  2. A Faithful Hebrew (vs. 5): of the tribe of Benjamin. Paul is making the point with this statement that he is from one of the two tribes which remained aligned with God (the other being Judah) when the ten tribes of northern Israel revolted under Jeroboam. This allowed Paul to claim the honor of being a pure Jew and gave him as much right as anyone to boast.
  3. A Hebrew of Hebrews (vs. 5): both in action and by birth. He knew thoroughly both the Greek and Hebrew. Paul followed the customs of the people of God; a true Hebrew.
  4. A Pharisaic Hebrew (vs. 5): Concerning the Law a Pharisee. Paul was a member of the strictest sect among the Jews. They followed the Law of God and their own interpretations of the Law to the letter.
  5. A Zealous Hebrew (vs. 6): concerning zeal. This describes an eagerness and ardent interest in pursuit of everything Hebrew.
  6. An Intimidating Hebrew (vs. 6): persecuting the church. Before his conversion, Paul was physically and mentally oppressing the Christians. This means that Paul systematically followed a program of oppression and harassment against his own people. He actually led the persecution and ultimately the death of Stephen.
  7. A Self-righteous Hebrew (vs. 6): As to righteousness which is in the Law found blameless. This means having its source in obedience to the law which was a combination of God’s Law and man’s interpretations of God’s Law.
  8. A “Perfect” Hebrew (vs. 6): blameless. Paul excelled in legalistic righteousness. He was faultless in his own eyes and in the eyes of those who trusted in faith by their works.

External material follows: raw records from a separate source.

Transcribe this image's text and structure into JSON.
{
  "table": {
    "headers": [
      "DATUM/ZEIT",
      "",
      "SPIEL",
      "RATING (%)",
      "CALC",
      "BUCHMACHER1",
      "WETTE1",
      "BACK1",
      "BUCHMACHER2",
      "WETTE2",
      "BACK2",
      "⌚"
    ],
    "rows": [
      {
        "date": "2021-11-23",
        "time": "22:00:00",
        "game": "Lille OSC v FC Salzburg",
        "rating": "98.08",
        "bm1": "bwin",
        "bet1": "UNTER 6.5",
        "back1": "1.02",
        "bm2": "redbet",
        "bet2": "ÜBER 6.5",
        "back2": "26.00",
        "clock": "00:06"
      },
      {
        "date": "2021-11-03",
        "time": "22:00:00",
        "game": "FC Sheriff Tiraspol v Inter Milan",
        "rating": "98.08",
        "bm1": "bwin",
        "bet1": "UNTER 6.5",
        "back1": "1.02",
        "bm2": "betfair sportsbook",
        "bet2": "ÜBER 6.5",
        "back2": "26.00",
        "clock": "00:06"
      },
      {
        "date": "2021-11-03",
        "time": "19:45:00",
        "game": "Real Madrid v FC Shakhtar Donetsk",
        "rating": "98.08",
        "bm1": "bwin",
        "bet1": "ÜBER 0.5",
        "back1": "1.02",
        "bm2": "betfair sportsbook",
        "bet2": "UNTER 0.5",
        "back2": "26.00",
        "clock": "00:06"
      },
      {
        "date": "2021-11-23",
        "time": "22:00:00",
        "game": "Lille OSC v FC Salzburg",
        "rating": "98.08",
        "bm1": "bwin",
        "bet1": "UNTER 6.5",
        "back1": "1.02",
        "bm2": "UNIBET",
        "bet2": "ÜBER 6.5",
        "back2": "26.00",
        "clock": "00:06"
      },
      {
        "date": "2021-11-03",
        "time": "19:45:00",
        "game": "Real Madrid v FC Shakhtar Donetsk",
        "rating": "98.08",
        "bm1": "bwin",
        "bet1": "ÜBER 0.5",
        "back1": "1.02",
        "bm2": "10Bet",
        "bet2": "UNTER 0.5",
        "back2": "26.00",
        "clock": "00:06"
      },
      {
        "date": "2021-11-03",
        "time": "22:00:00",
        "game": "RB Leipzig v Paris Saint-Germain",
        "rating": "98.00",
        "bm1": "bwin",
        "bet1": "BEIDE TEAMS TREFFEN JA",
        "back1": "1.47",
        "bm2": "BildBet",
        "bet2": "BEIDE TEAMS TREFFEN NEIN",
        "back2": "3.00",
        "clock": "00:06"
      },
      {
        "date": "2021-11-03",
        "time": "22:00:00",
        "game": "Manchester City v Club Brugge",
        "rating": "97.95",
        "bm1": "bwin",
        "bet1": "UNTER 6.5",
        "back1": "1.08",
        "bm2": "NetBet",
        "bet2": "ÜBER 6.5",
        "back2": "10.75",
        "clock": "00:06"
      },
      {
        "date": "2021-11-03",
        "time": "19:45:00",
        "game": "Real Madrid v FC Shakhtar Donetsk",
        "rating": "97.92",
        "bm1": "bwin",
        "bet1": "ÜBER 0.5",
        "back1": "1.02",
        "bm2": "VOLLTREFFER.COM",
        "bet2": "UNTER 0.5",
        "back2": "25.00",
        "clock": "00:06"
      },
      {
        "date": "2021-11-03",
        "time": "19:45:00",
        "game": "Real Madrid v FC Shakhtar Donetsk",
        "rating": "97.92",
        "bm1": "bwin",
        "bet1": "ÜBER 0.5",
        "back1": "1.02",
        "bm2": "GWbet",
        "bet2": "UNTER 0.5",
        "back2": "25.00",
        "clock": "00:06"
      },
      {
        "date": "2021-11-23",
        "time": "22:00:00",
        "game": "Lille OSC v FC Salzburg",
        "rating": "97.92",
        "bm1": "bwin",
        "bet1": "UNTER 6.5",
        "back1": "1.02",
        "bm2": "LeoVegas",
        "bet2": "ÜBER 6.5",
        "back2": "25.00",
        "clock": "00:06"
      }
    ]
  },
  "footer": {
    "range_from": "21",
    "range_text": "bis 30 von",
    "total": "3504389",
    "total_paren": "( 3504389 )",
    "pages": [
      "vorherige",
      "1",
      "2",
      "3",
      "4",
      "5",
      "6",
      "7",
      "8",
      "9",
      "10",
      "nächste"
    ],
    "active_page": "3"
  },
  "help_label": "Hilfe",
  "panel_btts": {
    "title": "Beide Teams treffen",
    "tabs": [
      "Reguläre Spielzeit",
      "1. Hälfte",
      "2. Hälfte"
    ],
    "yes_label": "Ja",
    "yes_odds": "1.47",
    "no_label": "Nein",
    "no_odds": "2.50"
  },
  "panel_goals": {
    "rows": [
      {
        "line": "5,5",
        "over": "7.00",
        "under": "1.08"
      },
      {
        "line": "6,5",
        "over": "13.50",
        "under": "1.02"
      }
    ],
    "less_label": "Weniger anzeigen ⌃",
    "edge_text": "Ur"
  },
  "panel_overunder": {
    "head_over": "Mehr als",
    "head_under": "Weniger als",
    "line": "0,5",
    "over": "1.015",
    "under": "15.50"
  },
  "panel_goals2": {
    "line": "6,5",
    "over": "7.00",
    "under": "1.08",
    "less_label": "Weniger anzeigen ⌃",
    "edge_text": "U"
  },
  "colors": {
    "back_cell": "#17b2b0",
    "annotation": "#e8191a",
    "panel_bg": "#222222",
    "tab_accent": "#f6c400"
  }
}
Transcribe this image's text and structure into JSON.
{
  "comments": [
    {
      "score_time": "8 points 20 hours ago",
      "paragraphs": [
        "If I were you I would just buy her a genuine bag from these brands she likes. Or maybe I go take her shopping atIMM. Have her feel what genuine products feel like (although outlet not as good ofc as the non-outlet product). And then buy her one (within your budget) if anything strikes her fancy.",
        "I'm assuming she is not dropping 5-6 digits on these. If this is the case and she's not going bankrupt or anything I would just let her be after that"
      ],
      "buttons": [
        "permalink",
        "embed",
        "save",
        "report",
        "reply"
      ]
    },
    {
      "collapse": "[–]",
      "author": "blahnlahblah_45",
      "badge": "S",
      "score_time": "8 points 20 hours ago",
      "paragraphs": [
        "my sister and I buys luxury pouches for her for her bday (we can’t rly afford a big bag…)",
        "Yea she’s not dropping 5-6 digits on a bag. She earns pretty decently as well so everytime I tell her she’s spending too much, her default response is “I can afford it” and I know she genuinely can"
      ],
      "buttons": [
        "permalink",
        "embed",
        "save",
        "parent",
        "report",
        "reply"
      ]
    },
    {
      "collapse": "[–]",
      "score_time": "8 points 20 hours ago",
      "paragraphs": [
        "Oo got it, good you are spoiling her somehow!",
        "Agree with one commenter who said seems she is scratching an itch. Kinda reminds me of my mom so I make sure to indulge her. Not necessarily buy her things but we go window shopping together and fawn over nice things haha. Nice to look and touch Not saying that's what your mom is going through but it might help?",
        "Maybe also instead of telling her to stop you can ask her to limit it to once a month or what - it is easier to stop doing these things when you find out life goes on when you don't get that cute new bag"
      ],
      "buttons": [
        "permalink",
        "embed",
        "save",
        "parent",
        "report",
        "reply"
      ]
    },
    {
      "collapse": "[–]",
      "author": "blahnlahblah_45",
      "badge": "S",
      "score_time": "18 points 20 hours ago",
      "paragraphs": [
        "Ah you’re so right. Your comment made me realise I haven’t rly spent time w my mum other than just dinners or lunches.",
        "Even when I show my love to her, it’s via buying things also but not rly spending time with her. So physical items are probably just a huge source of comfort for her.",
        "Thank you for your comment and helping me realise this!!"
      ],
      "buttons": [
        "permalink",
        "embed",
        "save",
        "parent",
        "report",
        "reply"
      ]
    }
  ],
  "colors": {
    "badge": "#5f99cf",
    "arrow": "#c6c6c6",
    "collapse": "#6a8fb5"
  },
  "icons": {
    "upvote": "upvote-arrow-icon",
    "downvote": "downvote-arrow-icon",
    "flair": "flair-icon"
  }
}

Summary Statement:

Once Paul was converted through salvation, he became a zealot for Christ.  He truly became a new creation in Christ.  He does not list his birth rite as a Hebrew and his accomplishments to brag about himself.  His wish is that people would see him as he is, unworthy of salvation.  He understood and preached that salvation was not by works but by grace through faith.  Paul’s conversion was the same miracle that we who have been saved experienced.  In understanding who we are and remembering our checkered past, we find joy in our new life in Christ.

Lesson within the Lesson:

What was Paul’s greatest concern for the Church at Philippi?

How did Paul us his own reputation and credentials as a Jew to make his point about his unworthiness?

How do we recognize spiritual fraud in society today?

What does it mean when we say use the whole word of God? (read Luke 4:4)

[1] Tyndale House Publishers, from The Life Application Commentary Series Copyright © 1997, 1998, 1999 and 2000 by the Livingstone Corporation. Produced with permission of Tyndale House Publishers, Inc. All rights reserved.

[2] The MacArthur New Testament Commentary, Copyright © Moody Press and John MacArthur, Jr., 1983-2007.

[3] from Wiersbe's Expository Outlines on the New Testament. Copyright © 1992 by Chariot Victor Publishing, an imprint of Cook Communication Ministries. All rights reserved.

[4] Matthew Henry's Commentary on the Whole Bible, PC Study Bible Formatted Electronic Database Copyright © 2006 by Biblesoft, Inc. All Rights reserved.